What to work on.
Omit every picture and output the rest of the records exactly as they are.

Data records.
####

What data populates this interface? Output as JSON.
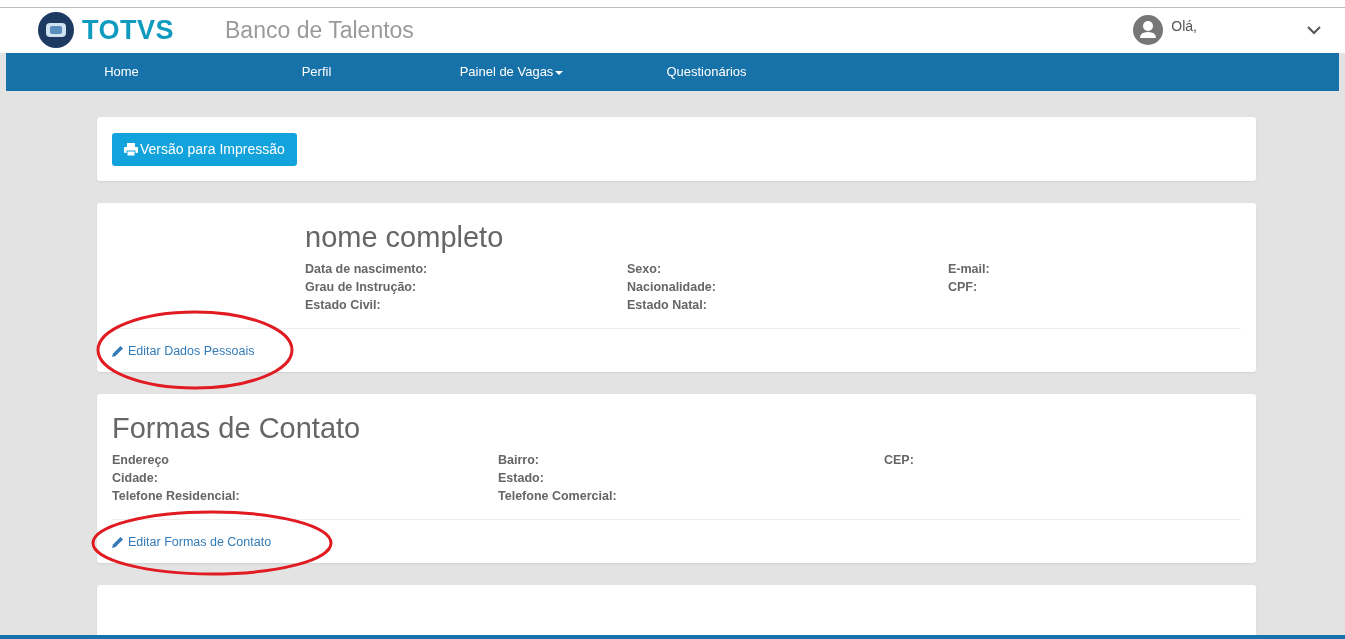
{
  "header": {
    "logo_text": "TOTVS",
    "app_title": "Banco de Talentos",
    "greeting": "Olá,"
  },
  "nav": [
    {
      "label": "Home",
      "dropdown": false
    },
    {
      "label": "Perfil",
      "dropdown": false
    },
    {
      "label": "Painel de Vagas",
      "dropdown": true
    },
    {
      "label": "Questionários",
      "dropdown": false
    }
  ],
  "print_button": "Versão para Impressão",
  "personal": {
    "title": "nome completo",
    "columns": [
      [
        "Data de nascimento:",
        "Grau de Instrução:",
        "Estado Civil:"
      ],
      [
        "Sexo:",
        "Nacionalidade:",
        "Estado Natal:"
      ],
      [
        "E-mail:",
        "CPF:"
      ]
    ],
    "edit_link": "Editar Dados Pessoais",
    "circled": true
  },
  "contact": {
    "title": "Formas de Contato",
    "columns": [
      [
        "Endereço",
        "Cidade:",
        "Telefone Residencial:"
      ],
      [
        "Bairro:",
        "Estado:",
        "Telefone Comercial:"
      ],
      [
        "CEP:"
      ]
    ],
    "edit_link": "Editar Formas de Contato",
    "circled": true
  }
}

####

Your response.
What data populates this interface? Output as JSON.
{
  "header": {
    "logo_text": "TOTVS",
    "app_title": "Banco de Talentos",
    "greeting": "Olá,"
  },
  "nav": [
    {
      "label": "Home",
      "dropdown": false
    },
    {
      "label": "Perfil",
      "dropdown": false
    },
    {
      "label": "Painel de Vagas",
      "dropdown": true
    },
    {
      "label": "Questionários",
      "dropdown": false
    }
  ],
  "print_button": "Versão para Impressão",
  "personal": {
    "title": "nome completo",
    "columns": [
      [
        "Data de nascimento:",
        "Grau de Instrução:",
        "Estado Civil:"
      ],
      [
        "Sexo:",
        "Nacionalidade:",
        "Estado Natal:"
      ],
      [
        "E-mail:",
        "CPF:"
      ]
    ],
    "edit_link": "Editar Dados Pessoais",
    "circled": true
  },
  "contact": {
    "title": "Formas de Contato",
    "columns": [
      [
        "Endereço",
        "Cidade:",
        "Telefone Residencial:"
      ],
      [
        "Bairro:",
        "Estado:",
        "Telefone Comercial:"
      ],
      [
        "CEP:"
      ]
    ],
    "edit_link": "Editar Formas de Contato",
    "circled": true
  }
}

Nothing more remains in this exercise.